# Goal of the exercise:
Within the records, how many lines hold the word "this"? State that number alone.

Data supplied START

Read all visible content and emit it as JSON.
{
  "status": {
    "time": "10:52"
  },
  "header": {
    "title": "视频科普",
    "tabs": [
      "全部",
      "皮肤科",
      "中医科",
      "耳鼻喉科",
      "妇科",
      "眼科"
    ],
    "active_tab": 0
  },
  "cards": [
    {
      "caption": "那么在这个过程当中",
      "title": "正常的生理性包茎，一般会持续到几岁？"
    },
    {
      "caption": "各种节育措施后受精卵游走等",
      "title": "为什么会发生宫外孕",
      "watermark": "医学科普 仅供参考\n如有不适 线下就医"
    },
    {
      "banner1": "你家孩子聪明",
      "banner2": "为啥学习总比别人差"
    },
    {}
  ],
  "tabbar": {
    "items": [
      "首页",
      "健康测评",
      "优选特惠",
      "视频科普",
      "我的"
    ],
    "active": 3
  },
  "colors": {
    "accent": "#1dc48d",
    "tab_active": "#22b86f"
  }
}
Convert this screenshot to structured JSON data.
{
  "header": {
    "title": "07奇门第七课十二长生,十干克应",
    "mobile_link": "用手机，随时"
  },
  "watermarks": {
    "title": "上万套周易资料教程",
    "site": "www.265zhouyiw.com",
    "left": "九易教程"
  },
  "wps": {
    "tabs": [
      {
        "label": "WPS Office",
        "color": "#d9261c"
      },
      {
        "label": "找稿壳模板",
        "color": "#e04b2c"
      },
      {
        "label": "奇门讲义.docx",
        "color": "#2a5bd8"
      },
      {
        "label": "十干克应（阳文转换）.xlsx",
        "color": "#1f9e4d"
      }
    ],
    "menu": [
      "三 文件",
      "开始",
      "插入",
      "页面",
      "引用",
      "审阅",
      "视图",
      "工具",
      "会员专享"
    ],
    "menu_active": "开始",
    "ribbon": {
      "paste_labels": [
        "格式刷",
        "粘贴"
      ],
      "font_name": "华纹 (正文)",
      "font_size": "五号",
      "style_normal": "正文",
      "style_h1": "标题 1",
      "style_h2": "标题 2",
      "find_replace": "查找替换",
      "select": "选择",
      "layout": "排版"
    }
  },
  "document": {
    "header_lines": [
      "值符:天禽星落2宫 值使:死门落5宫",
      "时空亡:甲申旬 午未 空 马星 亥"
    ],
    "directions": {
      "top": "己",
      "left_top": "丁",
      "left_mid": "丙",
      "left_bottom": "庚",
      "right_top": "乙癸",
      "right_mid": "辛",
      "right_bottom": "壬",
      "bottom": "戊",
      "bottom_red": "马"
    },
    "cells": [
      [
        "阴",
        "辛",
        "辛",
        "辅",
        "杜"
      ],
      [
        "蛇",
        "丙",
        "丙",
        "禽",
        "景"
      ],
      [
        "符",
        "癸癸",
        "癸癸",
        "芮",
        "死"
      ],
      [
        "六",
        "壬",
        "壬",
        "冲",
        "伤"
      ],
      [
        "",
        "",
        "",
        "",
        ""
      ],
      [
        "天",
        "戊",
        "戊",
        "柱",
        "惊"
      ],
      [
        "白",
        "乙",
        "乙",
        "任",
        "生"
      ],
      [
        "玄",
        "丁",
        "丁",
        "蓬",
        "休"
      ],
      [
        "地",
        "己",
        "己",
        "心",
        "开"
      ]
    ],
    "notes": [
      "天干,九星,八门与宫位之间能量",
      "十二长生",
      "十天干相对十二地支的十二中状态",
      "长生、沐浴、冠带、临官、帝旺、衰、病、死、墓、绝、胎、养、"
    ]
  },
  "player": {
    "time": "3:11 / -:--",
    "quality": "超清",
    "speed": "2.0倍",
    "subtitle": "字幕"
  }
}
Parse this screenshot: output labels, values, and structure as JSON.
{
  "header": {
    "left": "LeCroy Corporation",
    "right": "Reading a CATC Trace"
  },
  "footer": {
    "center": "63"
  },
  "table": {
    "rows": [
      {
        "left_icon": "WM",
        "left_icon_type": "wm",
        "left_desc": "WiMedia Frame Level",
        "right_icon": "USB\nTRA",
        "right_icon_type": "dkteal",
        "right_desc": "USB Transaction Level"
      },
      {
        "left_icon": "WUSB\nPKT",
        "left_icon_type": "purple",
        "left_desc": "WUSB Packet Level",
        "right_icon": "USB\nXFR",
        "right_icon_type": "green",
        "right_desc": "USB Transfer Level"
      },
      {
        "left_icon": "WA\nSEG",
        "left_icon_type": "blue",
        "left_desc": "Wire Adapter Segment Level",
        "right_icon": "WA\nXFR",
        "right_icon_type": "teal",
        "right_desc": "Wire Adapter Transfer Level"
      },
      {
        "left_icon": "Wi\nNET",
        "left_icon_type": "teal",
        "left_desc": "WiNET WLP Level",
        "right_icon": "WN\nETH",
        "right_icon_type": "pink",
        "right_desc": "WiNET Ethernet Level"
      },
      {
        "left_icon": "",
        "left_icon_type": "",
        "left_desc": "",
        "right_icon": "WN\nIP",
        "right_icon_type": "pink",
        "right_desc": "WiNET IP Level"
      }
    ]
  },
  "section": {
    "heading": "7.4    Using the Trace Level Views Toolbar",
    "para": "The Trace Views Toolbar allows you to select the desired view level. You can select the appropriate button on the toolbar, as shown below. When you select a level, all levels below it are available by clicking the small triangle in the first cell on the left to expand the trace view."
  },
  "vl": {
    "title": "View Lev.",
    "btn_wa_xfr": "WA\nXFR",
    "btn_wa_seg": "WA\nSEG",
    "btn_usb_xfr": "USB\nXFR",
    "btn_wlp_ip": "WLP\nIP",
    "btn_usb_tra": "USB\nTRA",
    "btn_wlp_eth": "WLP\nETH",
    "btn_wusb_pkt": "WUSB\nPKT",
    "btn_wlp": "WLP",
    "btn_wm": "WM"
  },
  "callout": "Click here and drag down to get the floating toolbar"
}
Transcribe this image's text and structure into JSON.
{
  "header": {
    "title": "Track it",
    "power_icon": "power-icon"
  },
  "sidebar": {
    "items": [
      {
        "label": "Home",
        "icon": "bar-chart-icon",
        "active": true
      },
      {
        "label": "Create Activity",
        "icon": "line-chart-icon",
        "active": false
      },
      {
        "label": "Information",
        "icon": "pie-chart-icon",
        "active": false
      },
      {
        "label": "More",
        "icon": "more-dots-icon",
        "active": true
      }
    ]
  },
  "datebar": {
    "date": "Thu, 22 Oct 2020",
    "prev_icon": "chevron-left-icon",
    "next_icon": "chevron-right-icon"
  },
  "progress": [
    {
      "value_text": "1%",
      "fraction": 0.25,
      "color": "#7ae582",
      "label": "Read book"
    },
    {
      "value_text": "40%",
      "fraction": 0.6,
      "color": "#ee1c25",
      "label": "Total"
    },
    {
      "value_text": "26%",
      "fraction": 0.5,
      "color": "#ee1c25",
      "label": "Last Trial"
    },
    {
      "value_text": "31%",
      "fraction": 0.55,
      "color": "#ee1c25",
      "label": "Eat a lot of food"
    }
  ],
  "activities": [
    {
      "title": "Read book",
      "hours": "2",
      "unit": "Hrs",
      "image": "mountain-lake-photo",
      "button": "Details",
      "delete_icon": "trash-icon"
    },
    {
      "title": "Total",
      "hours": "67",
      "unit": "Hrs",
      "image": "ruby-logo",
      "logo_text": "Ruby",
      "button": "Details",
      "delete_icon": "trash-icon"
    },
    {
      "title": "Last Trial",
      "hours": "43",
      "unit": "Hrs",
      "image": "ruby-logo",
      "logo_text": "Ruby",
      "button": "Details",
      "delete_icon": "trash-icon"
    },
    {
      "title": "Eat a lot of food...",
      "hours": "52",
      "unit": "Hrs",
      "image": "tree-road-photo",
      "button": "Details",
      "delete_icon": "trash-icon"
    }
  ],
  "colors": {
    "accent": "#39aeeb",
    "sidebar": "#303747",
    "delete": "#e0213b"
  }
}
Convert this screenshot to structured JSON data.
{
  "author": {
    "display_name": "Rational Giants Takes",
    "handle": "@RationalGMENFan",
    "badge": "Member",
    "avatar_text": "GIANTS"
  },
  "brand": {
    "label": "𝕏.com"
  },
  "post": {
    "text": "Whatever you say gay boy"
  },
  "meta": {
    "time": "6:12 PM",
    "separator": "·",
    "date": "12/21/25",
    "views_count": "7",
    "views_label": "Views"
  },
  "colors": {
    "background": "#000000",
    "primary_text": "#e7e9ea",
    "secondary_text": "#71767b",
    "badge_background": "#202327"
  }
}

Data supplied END

# Response below:
4